The US Marshals Service has recovered 45 missing children in Ohio under a sweeping operation called ‘Autumn Hope’ which resulted in 169 arrests, the state’s attorney general announced Monday.
AG Dave Yost said the operation – spearheaded by the Central Ohio Human Trafficking Task Force and Marshals in Southern Ohio and Southern West Virginia – was the largest anti-human trafficking effort in the state’s history.
A total of 169 people – at least 157 of them men – were arrested on charges of soliciting and other crimes in Franklin, Cuyahoga and Lucas counties in the month of October, Yost said.

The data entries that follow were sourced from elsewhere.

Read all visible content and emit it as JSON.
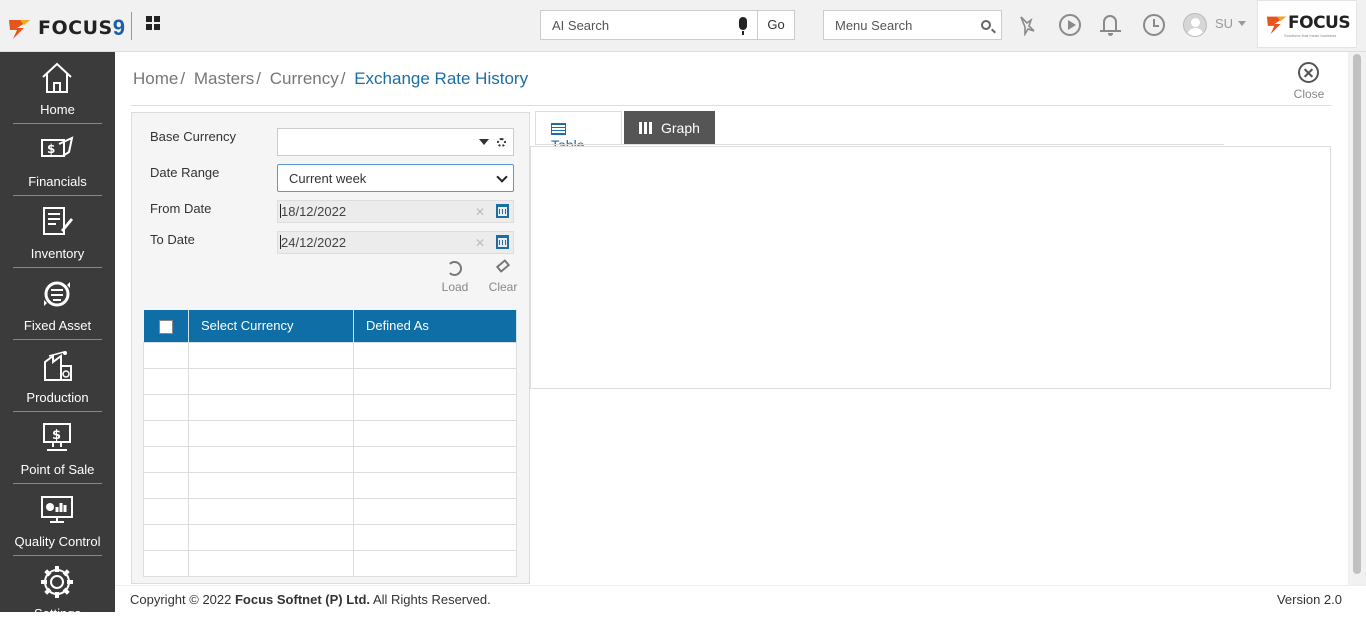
{
  "app": {
    "logo_text": "FOCUS",
    "logo_number": "9",
    "brand_text": "FOCUS",
    "brand_tagline": "Solutions that mean business"
  },
  "topbar": {
    "ai_search_placeholder": "AI Search",
    "go_label": "Go",
    "menu_search_placeholder": "Menu Search",
    "user_initials": "SU",
    "icons": [
      "grid-icon",
      "mic-icon",
      "search-icon",
      "bird-icon",
      "play-icon",
      "bell-icon",
      "history-icon",
      "user-avatar-icon",
      "caret-down-icon"
    ]
  },
  "sidebar": {
    "items": [
      {
        "label": "Home",
        "icon": "home-icon"
      },
      {
        "label": "Financials",
        "icon": "financials-icon"
      },
      {
        "label": "Inventory",
        "icon": "inventory-icon"
      },
      {
        "label": "Fixed Asset",
        "icon": "fixed-asset-icon"
      },
      {
        "label": "Production",
        "icon": "production-icon"
      },
      {
        "label": "Point of Sale",
        "icon": "point-of-sale-icon"
      },
      {
        "label": "Quality Control",
        "icon": "quality-control-icon"
      },
      {
        "label": "Settings",
        "icon": "settings-icon"
      }
    ]
  },
  "breadcrumb": {
    "items": [
      "Home",
      "Masters",
      "Currency"
    ],
    "separator": "/",
    "current": "Exchange Rate History"
  },
  "close": {
    "label": "Close"
  },
  "form": {
    "base_currency_label": "Base Currency",
    "base_currency_value": "",
    "date_range_label": "Date Range",
    "date_range_value": "Current week",
    "from_date_label": "From Date",
    "from_date_value": "18/12/2022",
    "to_date_label": "To Date",
    "to_date_value": "24/12/2022",
    "load_label": "Load",
    "clear_label": "Clear"
  },
  "currency_table": {
    "columns": [
      "Select Currency",
      "Defined As"
    ],
    "rows": 9
  },
  "tabs": {
    "table_label": "Table",
    "graph_label": "Graph",
    "active": "Table"
  },
  "footer": {
    "copyright_prefix": "Copyright © 2022",
    "company": "Focus Softnet (P) Ltd.",
    "rights": "All Rights Reserved.",
    "version": "Version 2.0"
  },
  "colors": {
    "accent": "#0f6ea6",
    "sidebar_bg": "#3b3b3b",
    "graph_tab_bg": "#555555"
  }
}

Forty-five missing children were recovered, along with 109 human trafficking survivors, WBNS reported. Its unclear how many of those were linked to the 157 arrests.
Officials presented very few details about the individual cases when proudly announcing the impressive total figures – raising some of the same questions that surrounded a similar announcement about an August mission in Georgia dubbed ‘Operation Not Forgotten’.
In that operation, officials said that 39 children had been ‘rescued’ after they were reported missing in Georgia and were labeled as being at high risk for falling victim to human trafficking.
Of those children, ranging in age from three to 17, 15 were found to be trafficking victims while the majority were runaways and one was found in the custody of a parent.
The US Marshals Service has recovered 45 missing children in Ohio under a massive operation called ‘Autumn Hope’ which resulted in 169 arrests. Pictured: Marshals arrest a man in Columbus during the month-long operation
Among the children recovered in Operation Autumn Hope was a 14-year-old girl who had been reported missing in Lancaster six hours before she was recovered about 30 miles away in Columbus, the AG’s office said.
Ohio Attorney General David Yost announced the successful recoveries at a news conference on Monday (pictured)
Another child was a 15-year-old boy who was wanted in connection with multiple shootings and a homicide.
He was found with a loaded gun, officials said.
A third case involved a 15-year-old girl who was missing from Cleveland.
Information collected during that recovery linked the girl and other possible victims to an individual in Columbus who is suspected of human trafficking, the agency said.
Two other missing children were recovered by Marshals in West Virginia and the USMS Southern Ohio task force during a traffic stop, officials said.
An adult male driving the vehicle with the two children was arrested on charges of concealment or removal of a minor child.
Yost said the Autumn Hope operation – spearheaded by the Central Ohio Human Trafficking Task Force and Marshals in Southern Ohio and Southern West Virginia – was the largest anti-human trafficking effort in the state’s history
Yost said the operation had four main goals: Rescuing victims of human trafficking and referring them to social services; recovering missing and exploited children; apprehending those seeking to have sex with a minor; and arresting male johns seeking to buy sex.
Peter C Tobin, US Marshal for the Southern District of Ohio, praised the efforts of law enforcement officials involved in the operation in a statement.
‘My thanks to all personnel who have stepped up for this operation,’ Tobin said.
‘These are the same personnel who hunt down violent fugitives every day. I’m incredibly proud of them and pleased that they were able to apply those same skills to finding missing children.
‘I know Operation Autumn Hope has made a difference in a lot of young lives.’
Autumn Hope is the third major anti-sex trafficking operation conducted by the USMS this fall.
Last month the agency announced that 25 missing and endangered children between the ages of 13 and 18 had been recovered in Ohio during Operation Safety Net.
The other major mission was Operation Not Forgotten in Georgia, which resulted in the arrests of nine people on charges including sex trafficking, parental kidnapping, custodial interference and registered sex offender violence.
The intensive rescue was conducted by the US Marshals Service Missing Child Unit, the agency’s Southeast Regional Fugitive Task Force, the National Center for Missing and Exploited Children (NCMEC) and Georgia state and local agencies.
Officials said the missing children were ‘considered to be some of the most at-risk and challenging recovery cases in the area, based on indications of high-risk factors such as victimization of child sex trafficking, child exploitation, sexual abuse, physical abuse, and medical or mental health conditions.’
USMS investigators were able to confirm each child’s location in person and assure their safety and welfare.
The agency said it has recovered missing children in 75 percent of cases its received over the past five years.